City Food – Muhammed Rafi’s 40-Year-Old Rooh Afza Drink Stall, Turkman Gate
Summer’s great hero.
[Text and photos by Mayank Austen Soofi]
The arrival of Delhi summer can be ascertained in a number of ways. A poetic way is to look for the yellow flowers of Amaltas trees.
The Delhi Walla’s summer truly begins with the re-emergence of Muhammed Rafi in Turkman Gate. It is behind this Mughal-era gateway of the Walled City that the capital’s signature season acquires a comforting metaphor in the shape of Mr Rafi’s Rooh Afza drink stall. For more than 40 years, this elderly man has been cooling parched throats with this refreshing rose-flavored drink. His establishment remains closed in the winter.
“I re-opened the stall last Saturday,” Mr Rafi told me in his customary understated tone. His cart consists of four Rooh Afza syrup bottles, a stack of plastic glasses, bowls for small change, a large strainer and a large pan filled with uneven chunks of ice floating languidly in the watery Rooh Afza drink. (I have written about Rooh Afza in detail here).
Rooh Afza is so much a part of the life in Old Delhi that its syrup bottles can be found in every household; the drink’s corporate headquarters is, in fact, just a ten minutes walk away from Turkman Gate. Even so, Mr Rafi never runs short of customers—after all, when you are about to faint under a hot burning sun, you cannot exercise the luxury of rushing home for a glass of Rooh Afza. Also, many of Mr Rafi’s customers happen to have no household, such as daily-wage laborers and rickshaw pullers who simply sleep on pavements. For them, a glass of Rooh Afza from this stall—as well as any other such stall in the area—is a heavenly elixir during the increasingly sweaty days.

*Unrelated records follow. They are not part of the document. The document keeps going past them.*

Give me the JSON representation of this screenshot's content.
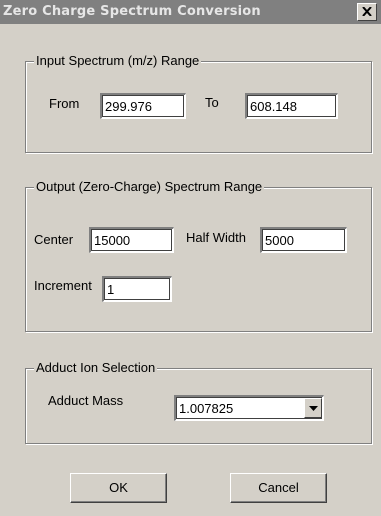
{
  "window": {
    "title": "Zero Charge Spectrum Conversion",
    "close_glyph": "×"
  },
  "input_range": {
    "legend": "Input Spectrum (m/z) Range",
    "from_label": "From",
    "from_value": "299.976",
    "to_label": "To",
    "to_value": "608.148"
  },
  "output_range": {
    "legend": "Output (Zero-Charge) Spectrum Range",
    "center_label": "Center",
    "center_value": "15000",
    "half_width_label": "Half Width",
    "half_width_value": "5000",
    "increment_label": "Increment",
    "increment_value": "1"
  },
  "adduct": {
    "legend": "Adduct Ion Selection",
    "mass_label": "Adduct Mass",
    "mass_value": "1.007825"
  },
  "buttons": {
    "ok": "OK",
    "cancel": "Cancel"
  }
}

The cold rose drink is not the only consolation for the summer. Mr Rafi, too, is a relief—his calm-tempered appearance remains unsullied during the most trying times of the season. No matter how intolerably hot and dusty the days become, his bearded face always shows a Buddha-like calm. One wonders how this man copes with the city’s brief winter when he is obliged to shut down his business. But why think of that right now? The cold days are far, very far.